Michelin’s 2048 Ambitions: 100 percent of tires will be Recycled

Today, the world-wide recovery rate for tires is 70 percent and the recycling rate is 50 percent. Michelin tires are currently made using 28 percent sustainable materials (26 percent bio-sourced materials like natural rubber, sunflower oil, limonene etc., and 2 percent recycled materials such as steel or recycled powdered tires). For a sustainable future, Michelin is investing in high technology recycling technologies to be able to increase this content to 80 percent sustainable materials.

Sustainable Materials

The route to this ambitious sustainable material target will be achieved by research programs into bio-sourced materials like Biobutterfly and working with Michelin’s high-level partners, and the advanced technologies and materials that are being developed in these partnerships. The Biobutterfly program was launched in 2012 with Axens and IFP Energies Nouvelles to create synthetic elastomers from biomass such as wood, straw or beet.

Michelin is developing innovative solutions today in order to integrate more and more recycled and renewable materials in its tires, while continuing to improve performance, including 30 percent of recycled materials by 2048. This is demonstrated by the recent acquisition of Lehigh, a specialist in high technology micro powders which are derived from recycled tires.

Lehigh Technologies is a specialty chemical company that is part of the High Technology Materials Business Unit of Michelin. Lehigh is the leader in the market place for Micronized Rubber Powders (MRP), a sustainable raw material that reduces feedstock costs by up to 50 percent and delivers performance without compromise across a wide range of markets. Lehigh makes

sustainability an unbeatable proposition – we call it ‘Green for free’.

MRP replaces oil- and rubber-based feedstocks in a wide range of industrial and consumer applications, including high performance tires, plastics, consumer goods, coatings, sealants, construction materials and asphalt. Lehigh technical experts collaborate with customers to optimize products for each application.

Commenting on this venture, Christophe Rahier, Director of the High Technology Materials Business Line at Michelin said: ‘This acquisition demonstrates Michelin's strategic determination to capitalize on its expertise in high-tech materials, in areas that extend beyond the field of tires.

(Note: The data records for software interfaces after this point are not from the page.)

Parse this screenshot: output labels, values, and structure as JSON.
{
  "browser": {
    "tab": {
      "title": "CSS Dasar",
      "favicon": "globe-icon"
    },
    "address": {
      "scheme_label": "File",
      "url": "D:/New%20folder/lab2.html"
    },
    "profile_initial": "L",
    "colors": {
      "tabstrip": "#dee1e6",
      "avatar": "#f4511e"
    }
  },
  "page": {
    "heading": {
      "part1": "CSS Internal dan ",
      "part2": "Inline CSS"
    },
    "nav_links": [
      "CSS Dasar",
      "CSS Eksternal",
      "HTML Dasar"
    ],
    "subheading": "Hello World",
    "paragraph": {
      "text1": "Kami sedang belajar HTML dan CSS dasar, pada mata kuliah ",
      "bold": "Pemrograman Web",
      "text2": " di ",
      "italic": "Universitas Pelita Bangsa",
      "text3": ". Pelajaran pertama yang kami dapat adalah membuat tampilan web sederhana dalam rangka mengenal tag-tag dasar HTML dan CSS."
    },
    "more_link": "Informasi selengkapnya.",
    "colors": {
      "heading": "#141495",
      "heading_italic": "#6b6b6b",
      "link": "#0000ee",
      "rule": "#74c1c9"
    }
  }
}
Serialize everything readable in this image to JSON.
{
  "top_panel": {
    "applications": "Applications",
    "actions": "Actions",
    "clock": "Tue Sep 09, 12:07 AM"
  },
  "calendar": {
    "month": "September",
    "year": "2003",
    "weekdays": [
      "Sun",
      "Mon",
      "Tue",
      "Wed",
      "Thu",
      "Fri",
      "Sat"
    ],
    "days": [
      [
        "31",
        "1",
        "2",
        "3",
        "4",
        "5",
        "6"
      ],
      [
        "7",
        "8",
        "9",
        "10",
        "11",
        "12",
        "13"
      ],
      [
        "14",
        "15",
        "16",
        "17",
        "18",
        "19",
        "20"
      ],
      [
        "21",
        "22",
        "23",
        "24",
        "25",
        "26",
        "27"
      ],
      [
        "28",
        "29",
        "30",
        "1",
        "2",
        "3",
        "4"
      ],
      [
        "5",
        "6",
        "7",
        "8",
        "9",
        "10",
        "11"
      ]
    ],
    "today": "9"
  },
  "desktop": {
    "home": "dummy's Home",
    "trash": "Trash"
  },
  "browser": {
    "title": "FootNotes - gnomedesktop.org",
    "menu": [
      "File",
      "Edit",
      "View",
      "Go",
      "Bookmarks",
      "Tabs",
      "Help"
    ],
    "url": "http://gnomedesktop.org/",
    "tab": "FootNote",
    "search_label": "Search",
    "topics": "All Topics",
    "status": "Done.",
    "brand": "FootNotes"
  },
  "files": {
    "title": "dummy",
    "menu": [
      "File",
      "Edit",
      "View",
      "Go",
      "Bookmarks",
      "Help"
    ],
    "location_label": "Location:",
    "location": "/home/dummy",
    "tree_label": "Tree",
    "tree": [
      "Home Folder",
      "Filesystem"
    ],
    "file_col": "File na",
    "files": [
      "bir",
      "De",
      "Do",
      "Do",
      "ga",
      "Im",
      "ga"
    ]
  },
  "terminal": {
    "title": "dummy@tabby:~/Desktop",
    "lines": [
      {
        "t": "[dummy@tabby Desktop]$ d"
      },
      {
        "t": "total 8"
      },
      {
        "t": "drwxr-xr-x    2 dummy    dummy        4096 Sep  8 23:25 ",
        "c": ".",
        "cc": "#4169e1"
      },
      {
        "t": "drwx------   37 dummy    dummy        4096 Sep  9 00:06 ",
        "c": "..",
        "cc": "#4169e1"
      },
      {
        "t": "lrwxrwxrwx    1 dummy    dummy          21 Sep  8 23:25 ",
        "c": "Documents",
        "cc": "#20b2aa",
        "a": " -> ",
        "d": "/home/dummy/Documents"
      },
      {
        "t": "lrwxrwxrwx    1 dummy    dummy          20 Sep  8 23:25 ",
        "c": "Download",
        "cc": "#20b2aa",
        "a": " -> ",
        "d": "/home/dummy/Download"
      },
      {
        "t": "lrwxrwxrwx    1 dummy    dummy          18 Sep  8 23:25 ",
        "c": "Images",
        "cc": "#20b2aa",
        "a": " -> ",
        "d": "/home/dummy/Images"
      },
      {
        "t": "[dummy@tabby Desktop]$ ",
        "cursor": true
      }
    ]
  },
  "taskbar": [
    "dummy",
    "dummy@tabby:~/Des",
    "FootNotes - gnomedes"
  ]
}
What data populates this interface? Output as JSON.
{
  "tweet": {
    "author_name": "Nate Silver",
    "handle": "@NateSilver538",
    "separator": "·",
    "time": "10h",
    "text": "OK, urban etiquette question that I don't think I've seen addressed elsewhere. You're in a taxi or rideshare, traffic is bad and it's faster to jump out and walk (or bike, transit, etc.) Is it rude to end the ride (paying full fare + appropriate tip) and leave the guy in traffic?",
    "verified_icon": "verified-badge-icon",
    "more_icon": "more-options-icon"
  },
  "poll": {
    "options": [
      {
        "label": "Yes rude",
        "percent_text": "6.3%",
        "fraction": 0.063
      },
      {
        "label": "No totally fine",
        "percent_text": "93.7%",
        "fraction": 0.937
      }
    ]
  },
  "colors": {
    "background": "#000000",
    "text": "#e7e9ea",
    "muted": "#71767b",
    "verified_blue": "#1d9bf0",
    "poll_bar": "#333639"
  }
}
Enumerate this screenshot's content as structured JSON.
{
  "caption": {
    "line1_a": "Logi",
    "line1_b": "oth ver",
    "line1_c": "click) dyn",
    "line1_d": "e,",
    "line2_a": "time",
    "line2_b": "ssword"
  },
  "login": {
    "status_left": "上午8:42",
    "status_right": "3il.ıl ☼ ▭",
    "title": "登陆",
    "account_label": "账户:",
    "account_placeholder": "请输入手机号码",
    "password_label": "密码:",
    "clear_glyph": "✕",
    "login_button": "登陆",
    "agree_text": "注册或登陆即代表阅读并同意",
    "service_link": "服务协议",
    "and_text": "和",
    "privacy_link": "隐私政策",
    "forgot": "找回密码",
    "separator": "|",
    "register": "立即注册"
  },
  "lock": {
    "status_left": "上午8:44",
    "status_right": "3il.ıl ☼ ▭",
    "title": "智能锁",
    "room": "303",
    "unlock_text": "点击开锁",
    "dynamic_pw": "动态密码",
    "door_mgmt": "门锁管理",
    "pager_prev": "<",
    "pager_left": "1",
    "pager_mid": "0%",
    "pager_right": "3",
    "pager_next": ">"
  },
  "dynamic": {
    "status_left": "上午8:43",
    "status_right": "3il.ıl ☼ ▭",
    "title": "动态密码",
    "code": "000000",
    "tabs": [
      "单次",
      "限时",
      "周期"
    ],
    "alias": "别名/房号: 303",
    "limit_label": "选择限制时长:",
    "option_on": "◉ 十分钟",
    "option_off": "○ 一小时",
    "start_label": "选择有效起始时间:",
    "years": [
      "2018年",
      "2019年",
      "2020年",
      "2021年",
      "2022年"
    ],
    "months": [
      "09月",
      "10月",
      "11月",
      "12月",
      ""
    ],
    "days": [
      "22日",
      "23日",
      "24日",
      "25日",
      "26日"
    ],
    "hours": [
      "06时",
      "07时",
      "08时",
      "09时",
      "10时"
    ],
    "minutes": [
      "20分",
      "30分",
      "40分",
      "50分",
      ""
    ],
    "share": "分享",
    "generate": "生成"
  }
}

In particular, by promoting the use of innovative recycled materials from tires in a variety of non-pneumatic industrial sectors’.

Recycling

In 2018, according to the World Business Council for Sustainable Development it is estimated that 1 billion of end of life tires are generated worldwide, representing around 25 million tons. Within this total, 70 percent of tires are recovered and 50 percent are recycled every year on average. This 50 percent is the amount of recycled material, into products such as rubber used in sports surfaces, and the additional 20 percent is transformed into energy.

By comparison, 14 percent of plastic containers or packages are recovered each year (source https://newplasticseconomy.org), and the car industry has a target of 3.5 percent recycling rate.

Michelin is investing in high technology recycling so that by 2048 tires are 100% recycled for the vehicles of the future.